Last night’s event — as usual — was an outstanding gathering, a great place to people watch and do business. His Honor of course was present along with most of his senior staff and the majority of the City Council — LaToya, Cynthia, Jackie, Kristin and Susan — and their husbands. Danae overheard Mayor Landrieu speaking to a national journalist about the willingness of investors to bring their money to New Orleans, since the Mayor never misses an opportunity to promote the city. Honorary Dutch Consul Connie Willems, new president of the Consular Corp, was talking about how foreign governments are placing more emphasis on trade in this region.
A two-block stretch of Amelia Street that neighbors say has become an out-of-control gathering place for unruly teenagers during Mardi Gras will receive increased attention this week from both police and city officials who promise to end the problem.

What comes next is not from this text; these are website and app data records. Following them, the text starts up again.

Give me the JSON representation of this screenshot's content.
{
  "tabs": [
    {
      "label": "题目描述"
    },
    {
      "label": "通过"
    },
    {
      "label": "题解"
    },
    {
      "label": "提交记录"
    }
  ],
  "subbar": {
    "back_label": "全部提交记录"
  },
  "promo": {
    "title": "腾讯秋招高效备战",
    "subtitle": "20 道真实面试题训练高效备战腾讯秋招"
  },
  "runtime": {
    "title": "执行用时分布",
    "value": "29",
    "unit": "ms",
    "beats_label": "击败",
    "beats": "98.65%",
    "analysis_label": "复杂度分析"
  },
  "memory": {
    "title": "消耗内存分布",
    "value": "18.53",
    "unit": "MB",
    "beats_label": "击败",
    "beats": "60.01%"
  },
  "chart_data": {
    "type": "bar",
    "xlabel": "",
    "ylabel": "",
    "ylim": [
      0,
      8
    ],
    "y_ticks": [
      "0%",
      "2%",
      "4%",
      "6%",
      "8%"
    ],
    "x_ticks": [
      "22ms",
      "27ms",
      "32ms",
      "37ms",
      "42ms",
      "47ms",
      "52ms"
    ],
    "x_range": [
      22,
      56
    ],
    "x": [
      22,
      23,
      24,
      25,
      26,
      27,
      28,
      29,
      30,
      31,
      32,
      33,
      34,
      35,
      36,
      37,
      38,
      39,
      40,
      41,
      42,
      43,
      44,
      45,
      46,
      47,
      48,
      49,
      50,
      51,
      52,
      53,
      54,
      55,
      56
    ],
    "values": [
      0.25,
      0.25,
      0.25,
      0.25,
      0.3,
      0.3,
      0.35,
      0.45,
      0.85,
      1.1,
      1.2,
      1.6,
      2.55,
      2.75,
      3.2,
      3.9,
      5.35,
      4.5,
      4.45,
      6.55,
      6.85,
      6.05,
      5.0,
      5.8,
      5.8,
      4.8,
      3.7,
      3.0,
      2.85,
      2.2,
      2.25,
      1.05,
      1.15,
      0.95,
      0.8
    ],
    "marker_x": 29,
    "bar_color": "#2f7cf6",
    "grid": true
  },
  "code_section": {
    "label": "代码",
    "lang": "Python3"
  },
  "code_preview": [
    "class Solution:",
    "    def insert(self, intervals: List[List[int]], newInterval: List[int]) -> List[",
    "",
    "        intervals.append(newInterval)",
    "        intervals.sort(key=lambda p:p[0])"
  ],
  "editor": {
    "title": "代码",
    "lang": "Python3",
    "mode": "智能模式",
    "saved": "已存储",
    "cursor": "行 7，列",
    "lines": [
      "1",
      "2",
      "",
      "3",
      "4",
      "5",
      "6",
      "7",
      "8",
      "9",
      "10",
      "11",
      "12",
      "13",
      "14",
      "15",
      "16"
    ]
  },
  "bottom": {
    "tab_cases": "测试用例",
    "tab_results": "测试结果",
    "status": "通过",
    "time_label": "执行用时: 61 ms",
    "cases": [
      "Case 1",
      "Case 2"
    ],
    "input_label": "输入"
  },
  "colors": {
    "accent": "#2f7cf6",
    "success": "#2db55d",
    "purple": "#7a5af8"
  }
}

The problem is different from the typical Carnival-time revelry that lines the Uptown route, neighbors and officials say. Instead, a vacant lot at the corner of Baronne Street — memorable to passers-by for a lone set of stone stairs in the center of it — has become a gathering point for teens, and they form a dense throng for two blocks between there and the parade on St. Charles Avenue.
New Orleans is the city of the pit bull. Last year Gambit reported that New Orleans has one of the highest rates of pit bull ownership per capita in the country. It is home to the Sula Foundation, a nonprofit aimed at “fostering responsible pit bull ownership” which raises money by selling yearly calendars of the “Pit Bulls of New Orleans.” It is home to “Ban Ignorance, Not Pit Bulls,” a group established to “advocate for pit bull rights and educate the general public in a positive way that will help lessen the ignorance concerning pit bulls.”
For you TV junkies out there, the evidence is even more apparent. The Animal Planet reality series “Pit Bulls and Parolees,” which pairs ex-cons with pit bulls, aired its 2012 season in New Orleans after relocating its rescue and adoption facility to the Lower 9th Ward from Los Angeles. The show cited onerous regulations as the primary driver of the move.